- WHAT NEEDS TO BE DONE -
Set down all of the data that follows, keeping every character.

- INPUT -
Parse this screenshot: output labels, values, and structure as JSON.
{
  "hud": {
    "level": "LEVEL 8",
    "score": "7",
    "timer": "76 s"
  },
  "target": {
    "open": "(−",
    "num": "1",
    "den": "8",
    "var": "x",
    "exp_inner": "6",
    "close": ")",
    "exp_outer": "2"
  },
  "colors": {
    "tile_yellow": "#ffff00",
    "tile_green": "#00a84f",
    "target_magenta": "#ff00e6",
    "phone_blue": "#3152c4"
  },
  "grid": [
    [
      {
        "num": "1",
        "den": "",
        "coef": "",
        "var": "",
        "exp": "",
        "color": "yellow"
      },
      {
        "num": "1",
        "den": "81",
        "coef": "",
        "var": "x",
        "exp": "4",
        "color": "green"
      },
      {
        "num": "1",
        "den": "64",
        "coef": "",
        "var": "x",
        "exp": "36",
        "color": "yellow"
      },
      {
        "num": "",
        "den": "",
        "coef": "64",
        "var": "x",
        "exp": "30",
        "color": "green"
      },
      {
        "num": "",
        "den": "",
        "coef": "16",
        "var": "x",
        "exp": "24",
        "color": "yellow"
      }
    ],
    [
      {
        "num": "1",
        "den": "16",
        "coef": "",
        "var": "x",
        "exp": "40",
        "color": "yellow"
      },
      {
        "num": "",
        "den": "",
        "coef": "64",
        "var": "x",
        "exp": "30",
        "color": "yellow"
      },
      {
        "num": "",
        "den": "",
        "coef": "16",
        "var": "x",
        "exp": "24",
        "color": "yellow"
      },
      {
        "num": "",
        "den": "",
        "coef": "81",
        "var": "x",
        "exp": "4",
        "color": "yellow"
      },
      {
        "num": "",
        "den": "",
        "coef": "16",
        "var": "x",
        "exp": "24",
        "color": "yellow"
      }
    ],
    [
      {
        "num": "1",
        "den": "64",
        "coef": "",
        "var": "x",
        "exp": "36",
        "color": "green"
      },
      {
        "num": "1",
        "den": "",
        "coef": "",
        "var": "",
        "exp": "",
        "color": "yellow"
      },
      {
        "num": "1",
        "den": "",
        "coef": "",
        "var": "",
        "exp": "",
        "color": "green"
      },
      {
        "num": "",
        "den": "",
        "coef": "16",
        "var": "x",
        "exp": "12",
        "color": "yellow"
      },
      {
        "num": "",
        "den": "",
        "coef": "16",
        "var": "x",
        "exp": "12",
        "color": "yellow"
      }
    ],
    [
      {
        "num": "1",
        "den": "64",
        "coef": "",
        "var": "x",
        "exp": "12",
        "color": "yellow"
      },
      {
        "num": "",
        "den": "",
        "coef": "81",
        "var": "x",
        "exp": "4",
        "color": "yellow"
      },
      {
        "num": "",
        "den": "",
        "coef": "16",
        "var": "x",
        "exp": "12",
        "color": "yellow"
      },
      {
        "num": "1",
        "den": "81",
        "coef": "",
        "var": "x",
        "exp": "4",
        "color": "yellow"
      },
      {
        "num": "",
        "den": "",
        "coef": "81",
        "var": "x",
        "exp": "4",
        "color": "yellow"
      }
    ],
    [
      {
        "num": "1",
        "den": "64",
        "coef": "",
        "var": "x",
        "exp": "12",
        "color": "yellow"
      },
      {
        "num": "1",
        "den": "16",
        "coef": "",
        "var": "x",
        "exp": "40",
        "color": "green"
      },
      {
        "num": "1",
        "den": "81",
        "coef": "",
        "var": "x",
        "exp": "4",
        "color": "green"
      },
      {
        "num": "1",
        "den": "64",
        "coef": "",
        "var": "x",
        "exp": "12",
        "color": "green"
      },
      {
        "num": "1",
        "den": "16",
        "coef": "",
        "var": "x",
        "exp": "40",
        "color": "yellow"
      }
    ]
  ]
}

- TASK OUTPUT -
Parse this screenshot: output labels, values, and structure as JSON.
{
  "hud": {
    "level": "LEVEL 8",
    "score": "7",
    "timer": "76 s"
  },
  "target": {
    "open": "(−",
    "num": "1",
    "den": "8",
    "var": "x",
    "exp_inner": "6",
    "close": ")",
    "exp_outer": "2"
  },
  "colors": {
    "tile_yellow": "#ffff00",
    "tile_green": "#00a84f",
    "target_magenta": "#ff00e6",
    "phone_blue": "#3152c4"
  },
  "grid": [
    [
      {
        "num": "1",
        "den": "",
        "coef": "",
        "var": "",
        "exp": "",
        "color": "yellow"
      },
      {
        "num": "1",
        "den": "81",
        "coef": "",
        "var": "x",
        "exp": "4",
        "color": "green"
      },
      {
        "num": "1",
        "den": "64",
        "coef": "",
        "var": "x",
        "exp": "36",
        "color": "yellow"
      },
      {
        "num": "",
        "den": "",
        "coef": "64",
        "var": "x",
        "exp": "30",
        "color": "green"
      },
      {
        "num": "",
        "den": "",
        "coef": "16",
        "var": "x",
        "exp": "24",
        "color": "yellow"
      }
    ],
    [
      {
        "num": "1",
        "den": "16",
        "coef": "",
        "var": "x",
        "exp": "40",
        "color": "yellow"
      },
      {
        "num": "",
        "den": "",
        "coef": "64",
        "var": "x",
        "exp": "30",
        "color": "yellow"
      },
      {
        "num": "",
        "den": "",
        "coef": "16",
        "var": "x",
        "exp": "24",
        "color": "yellow"
      },
      {
        "num": "",
        "den": "",
        "coef": "81",
        "var": "x",
        "exp": "4",
        "color": "yellow"
      },
      {
        "num": "",
        "den": "",
        "coef": "16",
        "var": "x",
        "exp": "24",
        "color": "yellow"
      }
    ],
    [
      {
        "num": "1",
        "den": "64",
        "coef": "",
        "var": "x",
        "exp": "36",
        "color": "green"
      },
      {
        "num": "1",
        "den": "",
        "coef": "",
        "var": "",
        "exp": "",
        "color": "yellow"
      },
      {
        "num": "1",
        "den": "",
        "coef": "",
        "var": "",
        "exp": "",
        "color": "green"
      },
      {
        "num": "",
        "den": "",
        "coef": "16",
        "var": "x",
        "exp": "12",
        "color": "yellow"
      },
      {
        "num": "",
        "den": "",
        "coef": "16",
        "var": "x",
        "exp": "12",
        "color": "yellow"
      }
    ],
    [
      {
        "num": "1",
        "den": "64",
        "coef": "",
        "var": "x",
        "exp": "12",
        "color": "yellow"
      },
      {
        "num": "",
        "den": "",
        "coef": "81",
        "var": "x",
        "exp": "4",
        "color": "yellow"
      },
      {
        "num": "",
        "den": "",
        "coef": "16",
        "var": "x",
        "exp": "12",
        "color": "yellow"
      },
      {
        "num": "1",
        "den": "81",
        "coef": "",
        "var": "x",
        "exp": "4",
        "color": "yellow"
      },
      {
        "num": "",
        "den": "",
        "coef": "81",
        "var": "x",
        "exp": "4",
        "color": "yellow"
      }
    ],
    [
      {
        "num": "1",
        "den": "64",
        "coef": "",
        "var": "x",
        "exp": "12",
        "color": "yellow"
      },
      {
        "num": "1",
        "den": "16",
        "coef": "",
        "var": "x",
        "exp": "40",
        "color": "green"
      },
      {
        "num": "1",
        "den": "81",
        "coef": "",
        "var": "x",
        "exp": "4",
        "color": "green"
      },
      {
        "num": "1",
        "den": "64",
        "coef": "",
        "var": "x",
        "exp": "12",
        "color": "green"
      },
      {
        "num": "1",
        "den": "16",
        "coef": "",
        "var": "x",
        "exp": "40",
        "color": "yellow"
      }
    ]
  ]
}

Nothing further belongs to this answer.